If you fail the jellybean test, it could be a sign that you have COVID-19.You can ask your healthcare provider if you need to be tested, or discuss getting a simple smell test. The test involves sniffing different odors at varying concentrations and is usually performed by an ear, nose, and throat specialist or a neurologist. This could also be a sign that you have COVID-19.
How to regain taste and smell (and when to see a healthcare provider)
Losing your sense of taste and smell can feel alarming—what if you can’t smell a gas leak? Or burning food? It has also been associated with depressed mood and anxiety. The good news is that most people with loss of taste and smell from coronavirus should regain it within a few weeks.
“More than two-thirds of [COVID-19] patients tend to recover their sense of taste and smell within three weeks,” says Omid Mehdizadeh, MD, otolaryngologist (ENT) and laryngologist at Providence Saint John’s Health Center in Santa Monica, CA. For some people, however, the loss of these senses may take longer to recover. “One study showed that one-third of patients still reported smell and taste disturbance six to seven weeks out from [COVID-19] infection,” warns Dr. Mehdizadeh. In the process of regaining taste, you may experience dysgeusia, or distortion of your taste, where certain items don’t taste the same way they used to prior to COVID-19.
Signs that you may need to talk to your healthcare provider about loss of taste and smell include:
- Prolonged loss of smell (greater than one month)
- Thickened nasal drainage
- Vision changes
- Nose bleeds
If you’re concerned about how long it’s taking to regain your sense of smell and/or taste after COVID-19, there are some options for treatment. Your primary care provider may also refer you to an otolaryngology specialist.
“In cases of post infectious loss of smell, of which COVID-19 is one, smell retraining therapy has been shown to offer some recovery,” says Dr. Mehdizadeh. He recommends smelling potent aromas—or essential oils—such as charred oranges, lemon zest, eucalyptus, and cloves three to four times a day for three to four months. This may help to regenerate the olfactory nerve.
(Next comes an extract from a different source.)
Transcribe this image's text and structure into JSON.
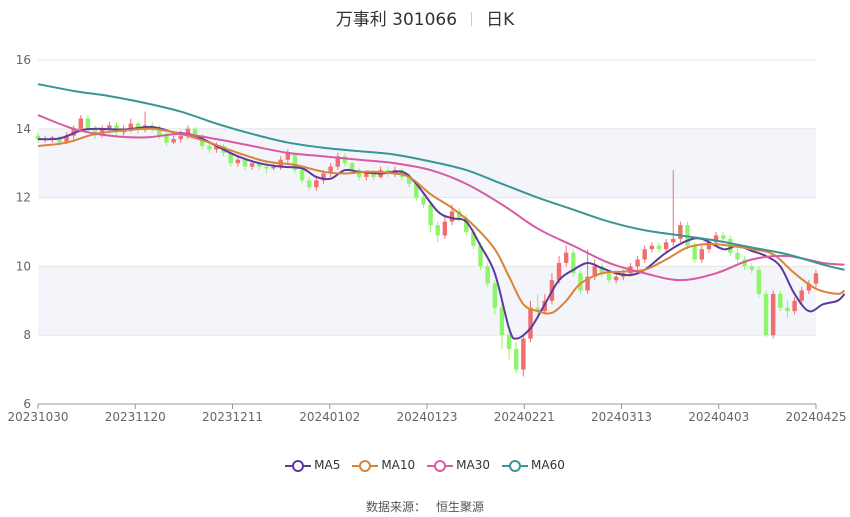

In addition, Dr. Mehdizadeh says there are also some medications your healthcare provider may prescribe including:
- Nasal steroid sprays: Flonase (fluticasone), Nasacort (triamcinolone), Nasonex (mometasone)
- Oral steroids: Prednisone, Methylprednisolone (medrol)
Because COVID-19 is caused by a novel virus (meaning a new strain that has not been previously identified), researchers and scientists are still learning more about its effects on the body every day; including how it impacts our sense of smell and taste. By monitoring these senses, and being aware of any changes, we can help keep ourselves and those around us safe and healthy.